30. Noske A, Kaszubiak A, Weichert W. et al. Specific inhibition of AKT2 by RNA interference results in reduction of ovarian cancer cell proliferation: increased expression of AKT in advanced ovarian cancer. Cancer Lett. 2007;246:190-200
31. Huang Q, Lan F, Zheng Z. et al. Akt2 kinase suppresses glyceraldehyde-3-phosphate dehydrogenase (GAPDH)-mediated apoptosis in ovarian cancer cells via phosphorylating GAPDH at threonine 237 and decreasing its nuclear translocation. J Biol Chem. 2011;286:42211-20
32. Yuan ZQ, Sun M, Feldman RI. et al. Frequent activation of AKT2 and induction of apoptosis by inhibition of phosphoinositide-3-OH kinase/Akt pathway in human ovarian cancer. Oncogene. 2000;19:2324-30
33. Bellacosa A, de Feo D, Godwin AK. et al. Molecular alterations of the AKT2 oncogene in ovarian and breast carcinomas. Int J Cancer. 1995;64:280-5
34. Meng Q, Xia C, Fang J. et al. Role of PI3K and AKT specific isoforms in ovarian cancer cell migration, invasion and proliferation through the p70S6K1 pathway. Cell Signal. 2006;18:2262-71

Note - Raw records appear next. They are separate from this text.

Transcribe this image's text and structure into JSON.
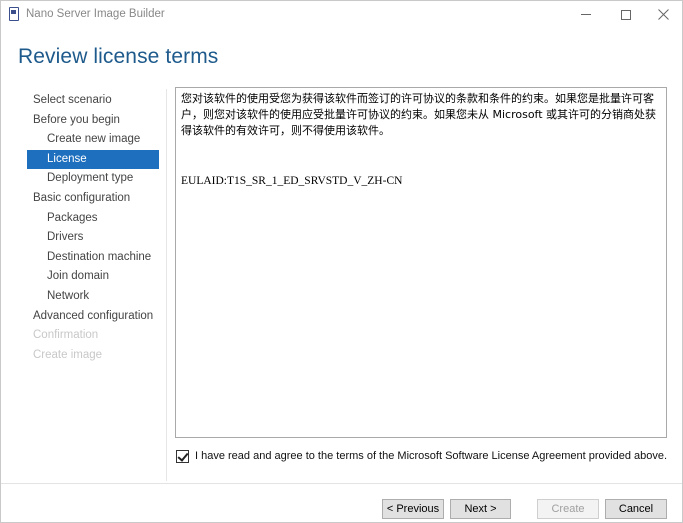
{
  "window": {
    "title": "Nano Server Image Builder"
  },
  "header": {
    "title": "Review license terms"
  },
  "nav": {
    "items": [
      {
        "label": "Select scenario",
        "level": 0,
        "state": "normal"
      },
      {
        "label": "Before you begin",
        "level": 0,
        "state": "normal"
      },
      {
        "label": "Create new image",
        "level": 1,
        "state": "normal"
      },
      {
        "label": "License",
        "level": 1,
        "state": "selected"
      },
      {
        "label": "Deployment type",
        "level": 1,
        "state": "normal"
      },
      {
        "label": "Basic configuration",
        "level": 0,
        "state": "normal"
      },
      {
        "label": "Packages",
        "level": 1,
        "state": "normal"
      },
      {
        "label": "Drivers",
        "level": 1,
        "state": "normal"
      },
      {
        "label": "Destination machine",
        "level": 1,
        "state": "normal"
      },
      {
        "label": "Join domain",
        "level": 1,
        "state": "normal"
      },
      {
        "label": "Network",
        "level": 1,
        "state": "normal"
      },
      {
        "label": "Advanced configuration",
        "level": 0,
        "state": "normal"
      },
      {
        "label": "Confirmation",
        "level": 0,
        "state": "disabled"
      },
      {
        "label": "Create image",
        "level": 0,
        "state": "disabled"
      }
    ]
  },
  "license": {
    "text": "您对该软件的使用受您为获得该软件而签订的许可协议的条款和条件的约束。如果您是批量许可客户，则您对该软件的使用应受批量许可协议的约束。如果您未从 Microsoft 或其许可的分销商处获得该软件的有效许可，则不得使用该软件。",
    "eula_id": "EULAID:T1S_SR_1_ED_SRVSTD_V_ZH-CN"
  },
  "agree": {
    "checked": true,
    "label": "I have read and agree to the terms of the Microsoft Software License Agreement provided above."
  },
  "buttons": {
    "previous": "< Previous",
    "next": "Next >",
    "create": "Create",
    "cancel": "Cancel"
  }
}
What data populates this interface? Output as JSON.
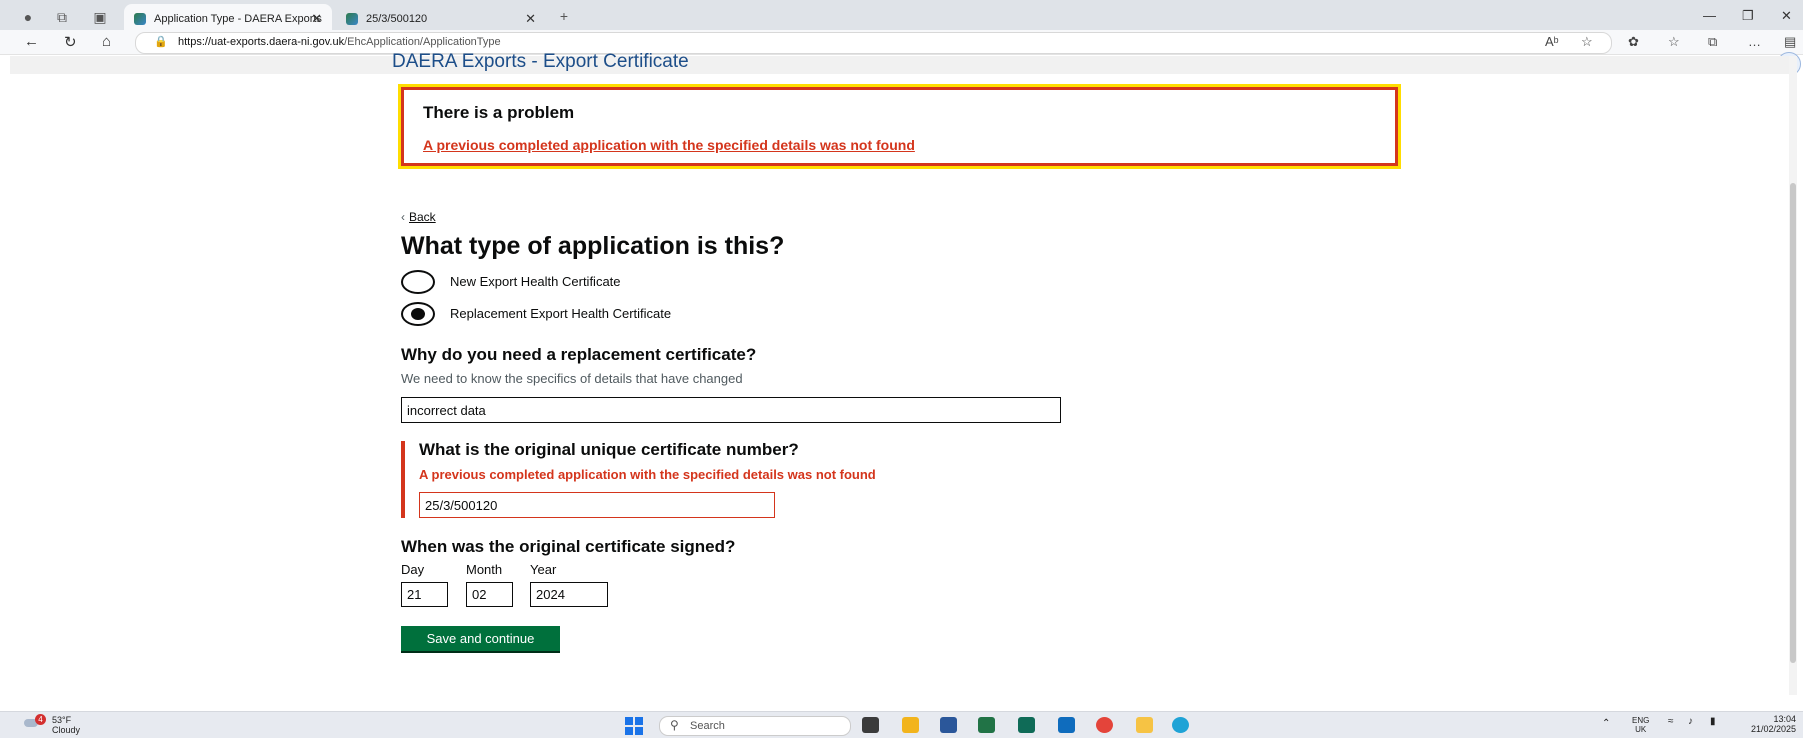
{
  "browser": {
    "tabs": [
      {
        "label": "Application Type - DAERA Exports",
        "active": true
      },
      {
        "label": "25/3/500120",
        "active": false
      }
    ],
    "url_host": "https://uat-exports.daera-ni.gov.uk",
    "url_path": "/EhcApplication/ApplicationType"
  },
  "header": {
    "title": "DAERA Exports - Export Certificate"
  },
  "error_summary": {
    "title": "There is a problem",
    "link": "A previous completed application with the specified details was not found"
  },
  "back_link": "Back",
  "question": {
    "title": "What type of application is this?",
    "options": [
      {
        "label": "New Export Health Certificate",
        "selected": false
      },
      {
        "label": "Replacement Export Health Certificate",
        "selected": true
      }
    ]
  },
  "reason": {
    "label": "Why do you need a replacement certificate?",
    "hint": "We need to know the specifics of details that have changed",
    "value": "incorrect data"
  },
  "original_number": {
    "label": "What is the original unique certificate number?",
    "error": "A previous completed application with the specified details was not found",
    "value": "25/3/500120"
  },
  "signed_date": {
    "label": "When was the original certificate signed?",
    "day_label": "Day",
    "month_label": "Month",
    "year_label": "Year",
    "day": "21",
    "month": "02",
    "year": "2024"
  },
  "submit": {
    "label": "Save and continue"
  },
  "colors": {
    "error": "#d4351c",
    "focus": "#ffdd00",
    "button": "#00703c",
    "header_text": "#1d4e89"
  },
  "taskbar": {
    "weather": {
      "temp": "53°F",
      "condition": "Cloudy",
      "badge": "4"
    },
    "search_placeholder": "Search",
    "lang": "ENG",
    "region": "UK",
    "time": "13:04",
    "date": "21/02/2025"
  }
}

35. Kim EK, Yun SJ, Do KH. et al. Lysophosphatidic acid induces cell migration through the selective activation of Akt1. Exp Mol Med. 2008;40:445-52
36. Carpten JD, Faber AL, Horn C. et al. A transforming mutation in the pleckstrin homology domain of AKT1 in cancer. Nature. 2007;448:439-44

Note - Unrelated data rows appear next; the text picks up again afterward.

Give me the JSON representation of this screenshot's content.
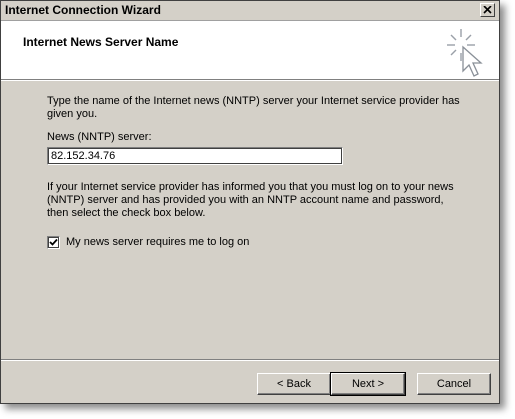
{
  "window": {
    "title": "Internet Connection Wizard"
  },
  "header": {
    "page_title": "Internet News Server Name",
    "icon": "wizard-icon"
  },
  "content": {
    "intro": "Type the name of the Internet news (NNTP) server your Internet service provider has given you.",
    "server_label": "News (NNTP) server:",
    "server_value": "82.152.34.76",
    "logon_note": "If your Internet service provider has informed you that you must log on to your news (NNTP) server and has provided you with an NNTP account name and password, then select the check box below.",
    "logon_checkbox": {
      "label": "My news server requires me to log on",
      "checked": true
    }
  },
  "buttons": {
    "back": "< Back",
    "next": "Next >",
    "cancel": "Cancel"
  }
}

37. Sun M, Wang G, Paciga JE. et al. AKT1/PKBalpha kinase is frequently elevated in human cancers and its constitutive activation is required for oncogenic transformation in NIH3T3 cells. Am J Pathol. 2001;159:431-7
38. Liby TA, Spyropoulos P, Buff Lindner H. et al. Akt3 controls vascular endothelial growth factor secretion and angiogenesis in ovarian cancer cells. Int J Cancer. 2012;130:532-43
39. Linnerth-Petrik NM, Santry LA, Petrik JJ, Wootton SK. Opposing functions of akt isoforms in lung tumor initiation and progression. PLoS One. 2014;9:e94595
40. Cariaga-Martinez AE, López-Ruiz P, Nombela-Blanco MP. et al. Distinct and specific roles of AKT1 and AKT2 in androgen-sensitive and androgen-independent prostate cancer cells. Cell Signal. 2013;25:1586-97
41. Rychahou PG, Kang J, Gulhati P. et al. Akt2 overexpression plays a critical role in the establishment of colorectal cancer metastasis. Proc Natl Acad Sci USA. 2008;105:20315-20
42. Wang J, Wan W, Sun R. et al. Reduction of Akt2 expression inhibits chemotaxis signal transduction in human breast cancer cells. Cell Signal. 2008;20:1025-34
Corresponding author: DS Son, Department of Biochemistry and Cancer Biology, Meharry Medical College, 1005 Dr. D.B. Todd Jr. Blvd, Nashville, TN 37208, USA, Tel:+1-615-327-6501; Fax: +1-615-327-6042, Email: dsonedu.